WHAT THE TASK ASKS = Your response should contain every line from the data below that holds the string "text".

DATA TO EXAMINE =
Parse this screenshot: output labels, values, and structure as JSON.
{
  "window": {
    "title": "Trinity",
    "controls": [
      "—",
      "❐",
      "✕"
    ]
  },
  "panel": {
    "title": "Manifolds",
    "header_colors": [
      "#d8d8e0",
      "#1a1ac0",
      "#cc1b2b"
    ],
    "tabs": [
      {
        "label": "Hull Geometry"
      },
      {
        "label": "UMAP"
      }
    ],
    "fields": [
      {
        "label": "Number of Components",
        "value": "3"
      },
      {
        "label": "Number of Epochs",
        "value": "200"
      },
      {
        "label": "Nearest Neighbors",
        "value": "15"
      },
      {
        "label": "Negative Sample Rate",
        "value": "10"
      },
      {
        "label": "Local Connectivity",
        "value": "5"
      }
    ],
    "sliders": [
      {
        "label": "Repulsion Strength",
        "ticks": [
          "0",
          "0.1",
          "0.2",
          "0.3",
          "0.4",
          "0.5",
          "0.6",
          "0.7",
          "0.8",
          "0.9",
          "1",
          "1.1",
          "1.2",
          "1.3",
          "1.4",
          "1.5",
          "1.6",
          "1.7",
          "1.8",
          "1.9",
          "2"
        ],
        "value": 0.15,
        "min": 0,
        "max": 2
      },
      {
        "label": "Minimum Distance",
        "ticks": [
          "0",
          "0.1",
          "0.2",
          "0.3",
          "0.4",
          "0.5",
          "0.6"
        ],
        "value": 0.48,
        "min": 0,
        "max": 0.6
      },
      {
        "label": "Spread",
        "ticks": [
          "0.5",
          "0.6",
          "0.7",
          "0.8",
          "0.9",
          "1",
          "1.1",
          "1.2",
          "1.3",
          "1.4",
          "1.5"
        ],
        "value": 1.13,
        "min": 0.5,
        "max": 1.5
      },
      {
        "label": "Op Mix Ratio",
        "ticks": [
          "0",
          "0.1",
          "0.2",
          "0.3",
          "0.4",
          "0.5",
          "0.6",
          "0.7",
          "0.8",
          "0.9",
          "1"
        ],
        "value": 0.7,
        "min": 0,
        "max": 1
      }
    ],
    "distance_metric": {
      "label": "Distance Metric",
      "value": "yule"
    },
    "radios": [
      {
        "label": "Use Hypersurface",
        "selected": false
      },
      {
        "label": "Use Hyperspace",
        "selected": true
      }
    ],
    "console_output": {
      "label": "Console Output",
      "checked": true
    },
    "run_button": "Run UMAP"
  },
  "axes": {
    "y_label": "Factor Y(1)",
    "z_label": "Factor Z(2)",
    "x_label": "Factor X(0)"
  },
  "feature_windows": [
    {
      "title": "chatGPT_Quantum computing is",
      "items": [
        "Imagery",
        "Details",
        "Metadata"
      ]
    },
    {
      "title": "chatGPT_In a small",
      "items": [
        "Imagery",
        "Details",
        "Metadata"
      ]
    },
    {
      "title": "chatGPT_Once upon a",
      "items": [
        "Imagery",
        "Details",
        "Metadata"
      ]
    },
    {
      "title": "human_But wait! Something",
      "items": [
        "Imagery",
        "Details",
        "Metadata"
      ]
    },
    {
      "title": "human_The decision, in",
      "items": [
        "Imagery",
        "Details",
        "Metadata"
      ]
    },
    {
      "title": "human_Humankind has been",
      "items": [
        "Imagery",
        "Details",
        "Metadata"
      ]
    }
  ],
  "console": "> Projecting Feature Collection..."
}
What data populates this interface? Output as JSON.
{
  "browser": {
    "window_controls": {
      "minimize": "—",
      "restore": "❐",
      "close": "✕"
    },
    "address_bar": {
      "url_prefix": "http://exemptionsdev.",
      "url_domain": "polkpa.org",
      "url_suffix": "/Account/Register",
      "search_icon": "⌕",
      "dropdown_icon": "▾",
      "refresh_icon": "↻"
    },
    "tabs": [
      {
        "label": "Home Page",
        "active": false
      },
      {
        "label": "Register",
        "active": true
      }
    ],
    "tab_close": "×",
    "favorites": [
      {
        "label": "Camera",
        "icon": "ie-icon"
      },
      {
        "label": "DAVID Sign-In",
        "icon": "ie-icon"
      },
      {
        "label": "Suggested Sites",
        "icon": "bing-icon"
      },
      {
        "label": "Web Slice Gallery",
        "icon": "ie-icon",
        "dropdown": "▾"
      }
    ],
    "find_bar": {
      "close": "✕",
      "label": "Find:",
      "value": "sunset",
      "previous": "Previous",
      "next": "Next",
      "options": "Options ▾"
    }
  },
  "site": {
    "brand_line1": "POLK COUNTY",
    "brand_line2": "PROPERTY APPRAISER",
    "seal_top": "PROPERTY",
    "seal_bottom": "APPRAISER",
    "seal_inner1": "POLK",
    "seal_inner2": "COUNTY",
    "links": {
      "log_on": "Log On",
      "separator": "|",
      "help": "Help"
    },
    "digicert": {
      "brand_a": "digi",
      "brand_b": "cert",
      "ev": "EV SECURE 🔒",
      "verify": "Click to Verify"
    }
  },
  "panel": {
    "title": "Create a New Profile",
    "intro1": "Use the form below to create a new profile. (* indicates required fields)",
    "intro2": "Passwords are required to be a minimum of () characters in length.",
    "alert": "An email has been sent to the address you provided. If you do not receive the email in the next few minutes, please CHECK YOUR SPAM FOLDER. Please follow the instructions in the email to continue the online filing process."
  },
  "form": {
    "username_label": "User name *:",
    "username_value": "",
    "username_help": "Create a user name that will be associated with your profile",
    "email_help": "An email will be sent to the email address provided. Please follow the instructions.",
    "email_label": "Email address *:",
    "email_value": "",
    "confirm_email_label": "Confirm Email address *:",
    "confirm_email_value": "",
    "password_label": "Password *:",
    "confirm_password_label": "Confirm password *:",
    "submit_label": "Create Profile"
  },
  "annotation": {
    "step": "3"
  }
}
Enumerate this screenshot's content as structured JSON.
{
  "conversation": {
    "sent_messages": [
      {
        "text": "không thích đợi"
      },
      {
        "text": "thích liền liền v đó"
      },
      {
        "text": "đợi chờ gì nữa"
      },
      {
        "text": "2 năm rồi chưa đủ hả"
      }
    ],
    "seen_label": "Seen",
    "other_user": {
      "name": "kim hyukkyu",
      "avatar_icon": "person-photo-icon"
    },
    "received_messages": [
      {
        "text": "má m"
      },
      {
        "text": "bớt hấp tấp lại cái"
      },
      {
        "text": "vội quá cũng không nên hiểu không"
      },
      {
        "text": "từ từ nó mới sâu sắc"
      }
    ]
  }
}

SOLUTION FOR THIS TASK =
        "text": "không thích đợi"
        "text": "thích liền liền v đó"
        "text": "đợi chờ gì nữa"
        "text": "2 năm rồi chưa đủ hả"
        "text": "má m"
        "text": "bớt hấp tấp lại cái"
        "text": "vội quá cũng không nên hiểu không"
        "text": "từ từ nó mới sâu sắc"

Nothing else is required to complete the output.